━━━━━ Provided entries

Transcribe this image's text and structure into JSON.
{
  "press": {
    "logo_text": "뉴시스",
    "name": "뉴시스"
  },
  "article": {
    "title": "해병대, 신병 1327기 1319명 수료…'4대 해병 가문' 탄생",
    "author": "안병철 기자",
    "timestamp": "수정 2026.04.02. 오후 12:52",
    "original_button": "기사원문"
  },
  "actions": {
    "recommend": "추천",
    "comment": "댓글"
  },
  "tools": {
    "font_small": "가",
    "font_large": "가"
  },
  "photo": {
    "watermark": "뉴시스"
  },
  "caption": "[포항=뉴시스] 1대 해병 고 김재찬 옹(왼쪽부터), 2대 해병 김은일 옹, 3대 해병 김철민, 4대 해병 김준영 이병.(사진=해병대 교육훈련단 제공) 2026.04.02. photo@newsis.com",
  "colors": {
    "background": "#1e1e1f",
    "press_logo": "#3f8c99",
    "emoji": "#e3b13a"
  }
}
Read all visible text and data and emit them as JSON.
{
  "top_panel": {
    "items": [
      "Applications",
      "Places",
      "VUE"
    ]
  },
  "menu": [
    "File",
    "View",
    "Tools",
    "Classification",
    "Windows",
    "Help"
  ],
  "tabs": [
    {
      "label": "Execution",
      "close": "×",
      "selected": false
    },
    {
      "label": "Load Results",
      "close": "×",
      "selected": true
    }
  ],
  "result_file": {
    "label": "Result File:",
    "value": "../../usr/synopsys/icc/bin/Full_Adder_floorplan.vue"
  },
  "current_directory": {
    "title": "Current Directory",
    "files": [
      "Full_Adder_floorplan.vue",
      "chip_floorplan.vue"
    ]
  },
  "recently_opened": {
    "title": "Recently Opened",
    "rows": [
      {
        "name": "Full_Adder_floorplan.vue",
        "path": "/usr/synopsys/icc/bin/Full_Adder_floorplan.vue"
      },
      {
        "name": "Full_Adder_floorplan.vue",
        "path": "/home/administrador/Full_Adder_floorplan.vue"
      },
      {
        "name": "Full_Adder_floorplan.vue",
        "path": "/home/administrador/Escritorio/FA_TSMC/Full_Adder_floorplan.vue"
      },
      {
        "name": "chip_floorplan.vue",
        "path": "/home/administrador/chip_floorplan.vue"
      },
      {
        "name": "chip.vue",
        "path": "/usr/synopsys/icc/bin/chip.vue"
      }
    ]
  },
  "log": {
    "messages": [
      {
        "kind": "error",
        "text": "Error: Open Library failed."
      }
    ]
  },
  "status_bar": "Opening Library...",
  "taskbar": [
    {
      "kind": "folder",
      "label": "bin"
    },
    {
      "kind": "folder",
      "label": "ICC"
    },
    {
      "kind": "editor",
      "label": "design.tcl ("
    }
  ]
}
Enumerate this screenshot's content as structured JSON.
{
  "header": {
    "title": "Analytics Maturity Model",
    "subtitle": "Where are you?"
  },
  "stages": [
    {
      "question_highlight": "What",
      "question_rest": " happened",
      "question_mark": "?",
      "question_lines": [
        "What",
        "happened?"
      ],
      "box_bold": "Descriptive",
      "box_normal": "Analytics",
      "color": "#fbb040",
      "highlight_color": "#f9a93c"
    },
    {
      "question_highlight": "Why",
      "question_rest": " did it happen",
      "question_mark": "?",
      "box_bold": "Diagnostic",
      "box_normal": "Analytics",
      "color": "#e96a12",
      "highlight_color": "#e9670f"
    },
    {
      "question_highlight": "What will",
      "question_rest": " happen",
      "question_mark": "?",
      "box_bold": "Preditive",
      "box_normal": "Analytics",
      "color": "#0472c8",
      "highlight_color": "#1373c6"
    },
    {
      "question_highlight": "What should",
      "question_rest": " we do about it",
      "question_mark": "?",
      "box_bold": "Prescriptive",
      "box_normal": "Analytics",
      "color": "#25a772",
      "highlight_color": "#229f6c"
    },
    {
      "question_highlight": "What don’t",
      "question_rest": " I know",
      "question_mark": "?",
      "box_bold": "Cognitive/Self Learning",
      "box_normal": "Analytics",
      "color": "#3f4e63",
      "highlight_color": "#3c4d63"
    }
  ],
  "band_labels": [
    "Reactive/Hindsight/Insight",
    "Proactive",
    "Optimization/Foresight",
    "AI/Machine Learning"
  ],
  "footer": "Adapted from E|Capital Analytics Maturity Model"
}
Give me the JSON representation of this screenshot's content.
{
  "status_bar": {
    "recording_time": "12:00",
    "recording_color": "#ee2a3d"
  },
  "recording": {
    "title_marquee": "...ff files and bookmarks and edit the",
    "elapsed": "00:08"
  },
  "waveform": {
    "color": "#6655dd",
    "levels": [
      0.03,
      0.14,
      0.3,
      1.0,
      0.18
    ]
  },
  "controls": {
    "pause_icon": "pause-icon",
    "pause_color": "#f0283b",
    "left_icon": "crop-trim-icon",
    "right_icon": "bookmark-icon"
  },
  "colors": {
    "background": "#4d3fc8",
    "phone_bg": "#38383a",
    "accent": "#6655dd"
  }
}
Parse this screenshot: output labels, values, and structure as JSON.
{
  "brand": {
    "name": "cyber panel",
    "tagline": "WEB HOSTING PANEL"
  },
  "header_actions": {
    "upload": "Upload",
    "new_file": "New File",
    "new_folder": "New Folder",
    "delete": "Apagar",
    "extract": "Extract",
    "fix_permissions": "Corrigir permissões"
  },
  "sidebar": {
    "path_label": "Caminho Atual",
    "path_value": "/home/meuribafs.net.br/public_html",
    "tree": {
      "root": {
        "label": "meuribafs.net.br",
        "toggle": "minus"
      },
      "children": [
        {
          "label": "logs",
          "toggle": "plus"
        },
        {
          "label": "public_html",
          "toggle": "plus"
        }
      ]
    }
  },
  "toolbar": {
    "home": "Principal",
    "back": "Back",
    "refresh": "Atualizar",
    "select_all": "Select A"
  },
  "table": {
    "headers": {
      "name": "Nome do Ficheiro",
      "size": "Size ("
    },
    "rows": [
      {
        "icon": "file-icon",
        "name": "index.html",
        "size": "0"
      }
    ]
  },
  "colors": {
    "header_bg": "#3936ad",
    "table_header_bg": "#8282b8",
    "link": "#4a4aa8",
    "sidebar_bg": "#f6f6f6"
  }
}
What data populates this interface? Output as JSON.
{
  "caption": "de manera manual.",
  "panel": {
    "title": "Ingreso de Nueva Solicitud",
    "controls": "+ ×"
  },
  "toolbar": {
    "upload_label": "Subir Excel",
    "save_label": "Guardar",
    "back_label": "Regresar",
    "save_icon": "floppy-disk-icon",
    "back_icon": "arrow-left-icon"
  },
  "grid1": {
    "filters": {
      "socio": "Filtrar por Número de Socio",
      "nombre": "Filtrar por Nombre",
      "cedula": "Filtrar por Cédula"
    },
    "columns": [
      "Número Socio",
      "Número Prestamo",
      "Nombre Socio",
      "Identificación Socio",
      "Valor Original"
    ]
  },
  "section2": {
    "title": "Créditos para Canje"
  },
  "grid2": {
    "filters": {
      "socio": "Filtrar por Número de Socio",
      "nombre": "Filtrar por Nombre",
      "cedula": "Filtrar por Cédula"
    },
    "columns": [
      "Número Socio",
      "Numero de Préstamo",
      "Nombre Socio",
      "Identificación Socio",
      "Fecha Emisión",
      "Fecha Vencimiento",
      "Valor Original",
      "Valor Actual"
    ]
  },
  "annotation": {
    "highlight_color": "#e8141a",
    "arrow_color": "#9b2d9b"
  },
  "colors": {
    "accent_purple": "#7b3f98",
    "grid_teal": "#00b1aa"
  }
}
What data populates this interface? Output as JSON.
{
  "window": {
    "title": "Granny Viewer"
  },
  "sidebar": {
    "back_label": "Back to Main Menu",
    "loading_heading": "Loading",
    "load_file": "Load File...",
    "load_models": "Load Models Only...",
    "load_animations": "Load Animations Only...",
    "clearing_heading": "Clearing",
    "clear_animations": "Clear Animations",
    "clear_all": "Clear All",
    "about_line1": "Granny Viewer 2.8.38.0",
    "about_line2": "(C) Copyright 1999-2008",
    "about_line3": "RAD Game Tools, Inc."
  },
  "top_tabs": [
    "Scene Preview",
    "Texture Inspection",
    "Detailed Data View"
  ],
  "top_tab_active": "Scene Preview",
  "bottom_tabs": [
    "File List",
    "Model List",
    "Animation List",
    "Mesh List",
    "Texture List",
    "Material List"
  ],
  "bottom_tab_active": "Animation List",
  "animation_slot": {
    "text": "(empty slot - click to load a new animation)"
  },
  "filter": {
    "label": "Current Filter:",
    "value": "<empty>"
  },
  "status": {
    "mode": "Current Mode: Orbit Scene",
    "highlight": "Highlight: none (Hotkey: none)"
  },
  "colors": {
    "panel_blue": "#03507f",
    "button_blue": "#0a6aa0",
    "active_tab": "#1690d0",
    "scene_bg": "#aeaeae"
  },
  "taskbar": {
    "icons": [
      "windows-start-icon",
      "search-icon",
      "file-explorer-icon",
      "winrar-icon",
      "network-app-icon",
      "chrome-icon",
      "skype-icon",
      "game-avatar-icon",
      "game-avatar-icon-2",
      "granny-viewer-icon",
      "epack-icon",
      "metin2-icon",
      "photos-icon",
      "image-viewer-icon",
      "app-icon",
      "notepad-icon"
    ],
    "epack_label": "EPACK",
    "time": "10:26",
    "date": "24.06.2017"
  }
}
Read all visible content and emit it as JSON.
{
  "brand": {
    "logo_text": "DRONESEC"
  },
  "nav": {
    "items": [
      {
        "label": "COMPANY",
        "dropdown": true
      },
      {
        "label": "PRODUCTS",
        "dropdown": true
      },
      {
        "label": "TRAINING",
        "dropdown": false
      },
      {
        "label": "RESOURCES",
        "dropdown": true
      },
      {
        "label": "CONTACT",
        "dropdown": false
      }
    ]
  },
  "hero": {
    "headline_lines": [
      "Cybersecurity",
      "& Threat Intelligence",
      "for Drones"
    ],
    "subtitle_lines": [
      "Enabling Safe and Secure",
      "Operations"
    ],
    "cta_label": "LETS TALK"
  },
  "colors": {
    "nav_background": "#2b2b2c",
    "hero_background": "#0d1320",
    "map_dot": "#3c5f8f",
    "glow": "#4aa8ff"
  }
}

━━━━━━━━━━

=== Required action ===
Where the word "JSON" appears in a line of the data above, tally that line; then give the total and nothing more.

=== Written response ===
8